Route 9336 travels 38 miles from the Ernest F. Coe Visitor Center southwest to the Florida Bay at Flamingo. It crosses a section of the park's eight distinct ecosystems: hardwood hammock, freshwater prairie, pinelands, freshwater slough, cypress, coastal prairie, mangrove, and marine-estuarine. Route highlights include a dwarf cypress forest, the transition zone between saw grass and mangrove forest, and a wealth of wading birds at Mrazek and Coot Bay ponds—where in early morning or late afternoon you can observe them feeding. Be forewarned, however, that flamingo sightings are extremely rare. Boardwalks, looped trails, several short spurs, and observation platforms help you stay dry. You may want to stop along the way to walk several short trails (each takes about 30 minutes): the wheelchair-accessible Anhinga Trail, which cuts through saw-grass marsh and allows you to see lots of wildlife (be on the lookout for alligators and the trail's namesake waterbirds: anhingas); the junglelike—yet also wheelchair-accessible—Gumbo-Limbo Trail; the Pinelands Trail, where you can see the park's limestone bedrock; the Pahayokee Overlook Trail, ending at an observation tower; and the Mahogany Hammock Trail, with its dense growth. Before heading out on the trails, inquire about insect and weather conditions to plan accordingly, stocking up on bug repellent, sunscreen, and water as necessary.

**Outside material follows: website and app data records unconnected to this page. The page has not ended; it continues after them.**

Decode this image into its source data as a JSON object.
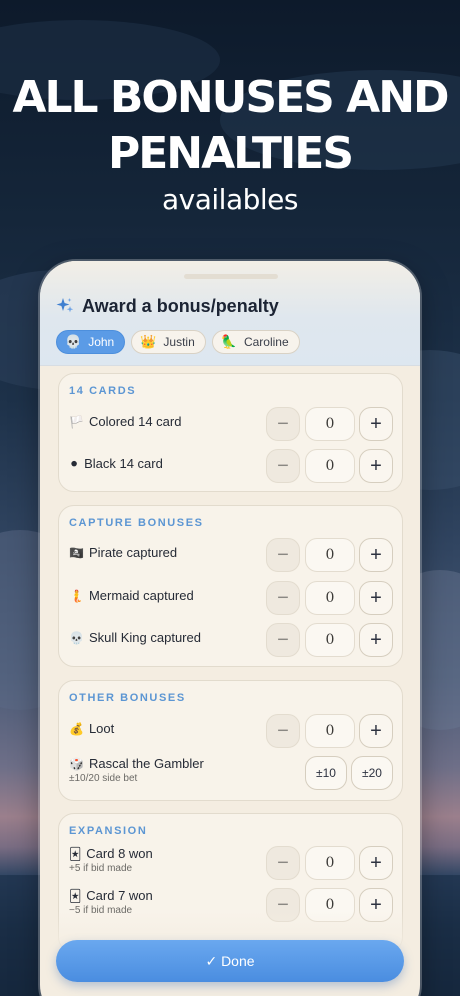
{
  "promo": {
    "headline_line1": "ALL BONUSES AND",
    "headline_line2": "PENALTIES",
    "subtitle": "availables"
  },
  "sheet": {
    "title": "Award a bonus/penalty",
    "players": [
      {
        "emoji": "💀",
        "name": "John",
        "selected": true
      },
      {
        "emoji": "👑",
        "name": "Justin",
        "selected": false
      },
      {
        "emoji": "🦜",
        "name": "Caroline",
        "selected": false
      }
    ],
    "sections": [
      {
        "title": "14 CARDS",
        "rows": [
          {
            "emoji": "🏳️",
            "label": "Colored 14 card",
            "value": "0"
          },
          {
            "emoji": "⚫",
            "label": "Black 14 card",
            "value": "0"
          }
        ]
      },
      {
        "title": "CAPTURE BONUSES",
        "rows": [
          {
            "emoji": "🏴‍☠️",
            "label": "Pirate captured",
            "value": "0"
          },
          {
            "emoji": "🧜",
            "label": "Mermaid captured",
            "value": "0"
          },
          {
            "emoji": "💀",
            "label": "Skull King captured",
            "value": "0"
          }
        ]
      },
      {
        "title": "OTHER BONUSES",
        "rows": [
          {
            "emoji": "💰",
            "label": "Loot",
            "value": "0"
          },
          {
            "emoji": "🎲",
            "label": "Rascal the Gambler",
            "note": "±10/20 side bet",
            "options": [
              "±10",
              "±20"
            ]
          }
        ]
      },
      {
        "title": "EXPANSION",
        "rows": [
          {
            "emoji": "🃏",
            "label": "Card 8 won",
            "note": "+5 if bid made",
            "value": "0"
          },
          {
            "emoji": "🃏",
            "label": "Card 7 won",
            "note": "−5 if bid made",
            "value": "0"
          }
        ]
      }
    ],
    "controls": {
      "minus": "−",
      "plus": "+"
    },
    "done_label": "✓ Done"
  }
}
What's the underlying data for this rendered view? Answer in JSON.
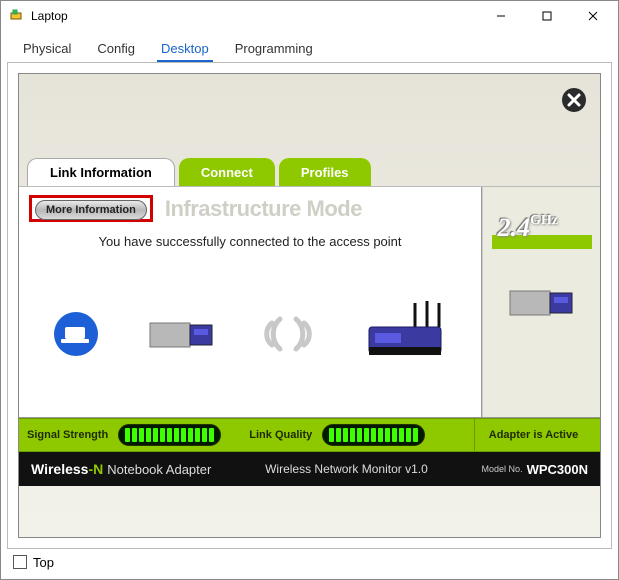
{
  "window": {
    "title": "Laptop"
  },
  "app_tabs": [
    "Physical",
    "Config",
    "Desktop",
    "Programming"
  ],
  "active_app_tab": 2,
  "monitor": {
    "tabs": [
      "Link Information",
      "Connect",
      "Profiles"
    ],
    "active_tab": 0,
    "more_info_label": "More Information",
    "mode_title": "Infrastructure Mode",
    "success_message": "You have successfully connected to the access point",
    "frequency_value": "2.4",
    "frequency_unit": "GHz",
    "signal_strength_label": "Signal Strength",
    "link_quality_label": "Link Quality",
    "adapter_status": "Adapter is Active",
    "brand_a": "Wireless",
    "brand_b": "-N",
    "product": "Notebook Adapter",
    "monitor_name": "Wireless Network Monitor  v1.0",
    "model_label": "Model No.",
    "model_no": "WPC300N",
    "signal_segments": 13,
    "quality_segments": 13
  },
  "bottom": {
    "top_label": "Top"
  }
}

Even on seemingly sunny days, it's smart to bring rain gear.